"The thing that will really undermine standards is chronic underfunding - and that has nothing to do with the Quality Assurance Agency."
The QAA is adamant that the safeguards in place are sufficient to protect standards.
A spokesman said: "It is important that subjects are accepted by the academic community itself: primary responsibility for protecting academic standards lies with the providers of higher education.
"The agency works with providers to help them in meeting that responsibility and acts as a steward on behalf of the higher education sector."
Roger Brown, principal of Southampton Institute and former chief executive of the QAA's precursor, the Higher Education Quality Council, agrees that there is not much more that can be done without bogging down the sector with more administration.

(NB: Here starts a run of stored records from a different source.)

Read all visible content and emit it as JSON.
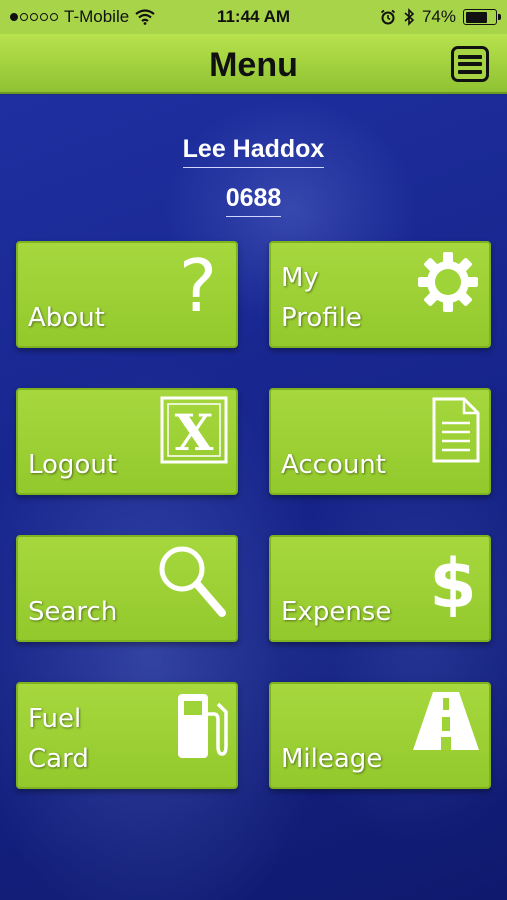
{
  "status_bar": {
    "carrier": "T-Mobile",
    "time": "11:44 AM",
    "battery_percent": "74%",
    "battery_level": 0.74,
    "signal_bars": 1,
    "signal_total": 5
  },
  "nav": {
    "title": "Menu",
    "menu_icon": "hamburger-menu-icon"
  },
  "user": {
    "name": "Lee Haddox",
    "id": "0688"
  },
  "tiles": [
    {
      "label": "About",
      "icon": "question-mark-icon"
    },
    {
      "label": "My\nProfile",
      "icon": "gear-icon"
    },
    {
      "label": "Logout",
      "icon": "x-box-icon"
    },
    {
      "label": "Account",
      "icon": "document-icon"
    },
    {
      "label": "Search",
      "icon": "magnifier-icon"
    },
    {
      "label": "Expense",
      "icon": "dollar-icon"
    },
    {
      "label": "Fuel\nCard",
      "icon": "fuel-pump-icon"
    },
    {
      "label": "Mileage",
      "icon": "road-icon"
    }
  ],
  "colors": {
    "accent_green": "#a6d83e",
    "background_blue": "#1a2a8a"
  }
}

He said: "I think a lot of this talk about Mickey Mouse courses just amounts to academic snobbery. The key thing is for people to be clear about the educational value of a course."
Professor Smithers said the higher education bill, which will introduce top-up fees, might provide a solution.
He said: "If the bill can establish the principle of universities pricing their courses, and students contributing to the cost of them, then instead of these courses being essentially free, students will have to think a lot more about whether they are worth investing in.
"Then at least it will not be the taxpayer who is footing the bill, so it won't matter so much whether they are Mickey Mouse courses or not."
A Department for Education and Skills spokeswoman said: "Institutions need to be responsive to the demands of employers and students and, in order to remain competitive, will offer provision to reflect demand.
"Recent evidence showing that graduates fare much better in the labour market, relative to non-graduates, reinforces the overall value of higher education. Higher education institutions are subject to rigorous quality assurance mechanisms to assure the quality and standards of their higher education."